X inactivation consists of the silencing of genes on one of the X chromo somes in the female fetus. This silencing, which results in the absence of protein products from the inactivated genes, restores equal X-linked gene expression between the sexes. So, in the end, females have only one active X chromosome, like males (Figure 1). In the case of individuals with an abnormal number of X chromosomes, such as three X chromosomes, only one X will remain active.
One may wonder then why females do not express deleterious recessive X-linked mutations like males. This is because X inactivation is random, and a female is a mosaic of cells with either her paternal X active or her maternal X active (Figure 1). Thanks to this randomness, female carriers usually have plenty of cells with the normal gene remaining functional. Sometimes, there is even cell selection in carrier females, leading to skewed X inactivation in favor of the normal gene remaining functional. One intriguing feature of X inactivation is that it does not affect all X-linked genes. About 20 percent of genes "escape" X inactivation in humans. With a higher expression level in females than in males, such genes could perhaps play a role in female-specific functions. In males, some of these unusual genes have retained a functionally similar gene on the Y, as remnants of the ancient partnership of the sex chromosomes.
X inactivation was discovered in 1961 by Mary Lyon, a British scientist who studied mice. Thus, another name for this phenomenon is "Lyonization." The physiologic or normal regulation of expression of many genes is at the level of the individual gene. In contrast, X inactivation regulates a whole chromosome that comprises a huge number of genes. Special mechanisms of regulation evolved to initiate X inactivation through the action of a master gene on the X. Once one of the two X chromosomes (maternal or paternal) is randomly chosen to become inactivated in a given fetal cell, it will be faithfully maintained in this state in the progeny of the cell. The stability of the inactivation is mediated by a series of complex molecular changes called epigenetic modifications. X inactivation is lost in only one type of cells, the female germ cells, where both X chromosomes are functional for transmission to the next generation.

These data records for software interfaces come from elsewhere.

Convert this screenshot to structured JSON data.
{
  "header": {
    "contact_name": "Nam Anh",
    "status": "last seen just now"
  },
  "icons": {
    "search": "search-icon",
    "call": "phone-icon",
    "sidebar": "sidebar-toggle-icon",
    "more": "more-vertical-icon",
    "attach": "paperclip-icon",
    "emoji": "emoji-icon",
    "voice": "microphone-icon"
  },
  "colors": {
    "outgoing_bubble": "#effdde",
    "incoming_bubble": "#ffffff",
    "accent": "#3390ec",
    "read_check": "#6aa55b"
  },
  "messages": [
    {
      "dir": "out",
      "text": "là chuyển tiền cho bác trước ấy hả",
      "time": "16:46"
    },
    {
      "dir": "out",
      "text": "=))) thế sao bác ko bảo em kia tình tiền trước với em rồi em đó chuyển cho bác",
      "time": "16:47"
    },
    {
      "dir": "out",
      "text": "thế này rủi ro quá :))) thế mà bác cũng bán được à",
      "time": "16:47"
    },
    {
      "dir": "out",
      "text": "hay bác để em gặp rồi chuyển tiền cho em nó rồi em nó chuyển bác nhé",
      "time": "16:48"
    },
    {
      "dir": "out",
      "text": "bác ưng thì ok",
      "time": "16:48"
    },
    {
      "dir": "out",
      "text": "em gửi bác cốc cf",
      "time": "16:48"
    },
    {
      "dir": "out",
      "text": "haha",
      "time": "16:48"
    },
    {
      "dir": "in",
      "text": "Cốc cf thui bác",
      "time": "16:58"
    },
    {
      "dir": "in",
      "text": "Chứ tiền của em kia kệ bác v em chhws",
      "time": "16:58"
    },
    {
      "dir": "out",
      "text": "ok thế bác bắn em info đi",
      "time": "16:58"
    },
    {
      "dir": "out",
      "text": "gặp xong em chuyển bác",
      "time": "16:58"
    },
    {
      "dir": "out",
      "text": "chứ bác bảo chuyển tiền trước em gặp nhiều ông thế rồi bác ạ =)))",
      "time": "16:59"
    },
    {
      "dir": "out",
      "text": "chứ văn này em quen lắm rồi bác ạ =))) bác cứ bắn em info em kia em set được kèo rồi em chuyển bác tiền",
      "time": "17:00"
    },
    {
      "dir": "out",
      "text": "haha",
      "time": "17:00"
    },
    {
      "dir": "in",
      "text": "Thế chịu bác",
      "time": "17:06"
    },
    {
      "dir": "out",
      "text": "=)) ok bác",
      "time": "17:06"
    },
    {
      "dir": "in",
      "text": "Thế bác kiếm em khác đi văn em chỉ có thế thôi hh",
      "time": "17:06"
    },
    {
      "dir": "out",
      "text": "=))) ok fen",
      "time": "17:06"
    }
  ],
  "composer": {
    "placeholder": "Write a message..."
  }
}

Thus, X inactivation involves special mechanisms of initiation, maintenance, and reactivation. Much work still needs to be done to fully understand the fascinating roles of the X chromosome and its regulation.
see also Chromosomal Aberrations; Fragile X Syndrome; Hemophilia; Inheritance Patterns; Intelligence; Meiosis; Mosaicism; Sex Determination; Y Chromosome.
Christine M. Disteche
Miller, Orlando J., and Eeva Therman. Human Chromosomes. New York: Springer-Verlag, 2001.
Nussbaum, Robert L., Rod R. McInnes, and Huntington F. Willard. Thompson & Thompson Genetics in Medicine. Philadelphia, PA: Saunders, 2001.
Wang, Jeremy P., et al. "An Abundance of X-linked Genes Expressed in Spermatogonia." Nature Genetics 27, no. 4 (2001): 422-426.